-- Exercise requirements --
Below is a listing. Output every line of it exactly.

Top of Given entries

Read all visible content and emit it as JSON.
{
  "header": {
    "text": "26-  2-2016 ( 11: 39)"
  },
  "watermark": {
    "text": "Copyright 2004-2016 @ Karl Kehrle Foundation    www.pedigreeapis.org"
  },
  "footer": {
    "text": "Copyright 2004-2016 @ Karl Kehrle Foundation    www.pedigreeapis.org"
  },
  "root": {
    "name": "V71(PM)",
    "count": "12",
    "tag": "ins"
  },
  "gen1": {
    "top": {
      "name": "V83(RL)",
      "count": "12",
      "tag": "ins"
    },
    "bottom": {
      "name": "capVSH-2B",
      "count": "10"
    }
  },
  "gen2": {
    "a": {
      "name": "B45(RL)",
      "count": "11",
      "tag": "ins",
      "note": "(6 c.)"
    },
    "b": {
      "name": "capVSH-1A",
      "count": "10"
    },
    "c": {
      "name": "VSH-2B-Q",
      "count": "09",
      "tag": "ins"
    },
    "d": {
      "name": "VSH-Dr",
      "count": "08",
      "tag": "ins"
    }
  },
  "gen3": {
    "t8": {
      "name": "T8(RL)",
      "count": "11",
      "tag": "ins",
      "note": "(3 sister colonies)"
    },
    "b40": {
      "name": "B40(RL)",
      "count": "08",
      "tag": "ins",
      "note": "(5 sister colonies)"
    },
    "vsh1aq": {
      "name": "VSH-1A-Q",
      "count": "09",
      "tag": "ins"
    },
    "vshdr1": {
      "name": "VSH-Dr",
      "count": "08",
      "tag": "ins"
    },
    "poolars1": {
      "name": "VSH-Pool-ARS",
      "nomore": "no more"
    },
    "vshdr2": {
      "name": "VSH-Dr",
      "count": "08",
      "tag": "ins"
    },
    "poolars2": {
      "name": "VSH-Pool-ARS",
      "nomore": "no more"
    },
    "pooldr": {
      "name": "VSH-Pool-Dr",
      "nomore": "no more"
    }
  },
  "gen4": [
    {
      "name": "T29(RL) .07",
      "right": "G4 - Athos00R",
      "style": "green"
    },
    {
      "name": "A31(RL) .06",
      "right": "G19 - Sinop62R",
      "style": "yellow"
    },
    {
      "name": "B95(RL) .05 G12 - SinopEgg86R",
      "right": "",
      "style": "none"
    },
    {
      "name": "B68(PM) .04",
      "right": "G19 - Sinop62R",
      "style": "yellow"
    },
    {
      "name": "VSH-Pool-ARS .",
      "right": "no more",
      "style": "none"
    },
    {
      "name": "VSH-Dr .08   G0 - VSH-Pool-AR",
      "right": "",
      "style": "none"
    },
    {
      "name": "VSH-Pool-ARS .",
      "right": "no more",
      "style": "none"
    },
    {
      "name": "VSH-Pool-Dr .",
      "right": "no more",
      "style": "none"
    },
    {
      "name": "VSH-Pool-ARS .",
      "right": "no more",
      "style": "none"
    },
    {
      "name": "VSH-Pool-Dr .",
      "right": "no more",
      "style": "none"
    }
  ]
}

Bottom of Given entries

-- Response to this task --
Read all visible content and emit it as JSON.
{
  "header": {
    "text": "26-  2-2016 ( 11: 39)"
  },
  "watermark": {
    "text": "Copyright 2004-2016 @ Karl Kehrle Foundation    www.pedigreeapis.org"
  },
  "footer": {
    "text": "Copyright 2004-2016 @ Karl Kehrle Foundation    www.pedigreeapis.org"
  },
  "root": {
    "name": "V71(PM)",
    "count": "12",
    "tag": "ins"
  },
  "gen1": {
    "top": {
      "name": "V83(RL)",
      "count": "12",
      "tag": "ins"
    },
    "bottom": {
      "name": "capVSH-2B",
      "count": "10"
    }
  },
  "gen2": {
    "a": {
      "name": "B45(RL)",
      "count": "11",
      "tag": "ins",
      "note": "(6 c.)"
    },
    "b": {
      "name": "capVSH-1A",
      "count": "10"
    },
    "c": {
      "name": "VSH-2B-Q",
      "count": "09",
      "tag": "ins"
    },
    "d": {
      "name": "VSH-Dr",
      "count": "08",
      "tag": "ins"
    }
  },
  "gen3": {
    "t8": {
      "name": "T8(RL)",
      "count": "11",
      "tag": "ins",
      "note": "(3 sister colonies)"
    },
    "b40": {
      "name": "B40(RL)",
      "count": "08",
      "tag": "ins",
      "note": "(5 sister colonies)"
    },
    "vsh1aq": {
      "name": "VSH-1A-Q",
      "count": "09",
      "tag": "ins"
    },
    "vshdr1": {
      "name": "VSH-Dr",
      "count": "08",
      "tag": "ins"
    },
    "poolars1": {
      "name": "VSH-Pool-ARS",
      "nomore": "no more"
    },
    "vshdr2": {
      "name": "VSH-Dr",
      "count": "08",
      "tag": "ins"
    },
    "poolars2": {
      "name": "VSH-Pool-ARS",
      "nomore": "no more"
    },
    "pooldr": {
      "name": "VSH-Pool-Dr",
      "nomore": "no more"
    }
  },
  "gen4": [
    {
      "name": "T29(RL) .07",
      "right": "G4 - Athos00R",
      "style": "green"
    },
    {
      "name": "A31(RL) .06",
      "right": "G19 - Sinop62R",
      "style": "yellow"
    },
    {
      "name": "B95(RL) .05 G12 - SinopEgg86R",
      "right": "",
      "style": "none"
    },
    {
      "name": "B68(PM) .04",
      "right": "G19 - Sinop62R",
      "style": "yellow"
    },
    {
      "name": "VSH-Pool-ARS .",
      "right": "no more",
      "style": "none"
    },
    {
      "name": "VSH-Dr .08   G0 - VSH-Pool-AR",
      "right": "",
      "style": "none"
    },
    {
      "name": "VSH-Pool-ARS .",
      "right": "no more",
      "style": "none"
    },
    {
      "name": "VSH-Pool-Dr .",
      "right": "no more",
      "style": "none"
    },
    {
      "name": "VSH-Pool-ARS .",
      "right": "no more",
      "style": "none"
    },
    {
      "name": "VSH-Pool-Dr .",
      "right": "no more",
      "style": "none"
    }
  ]
}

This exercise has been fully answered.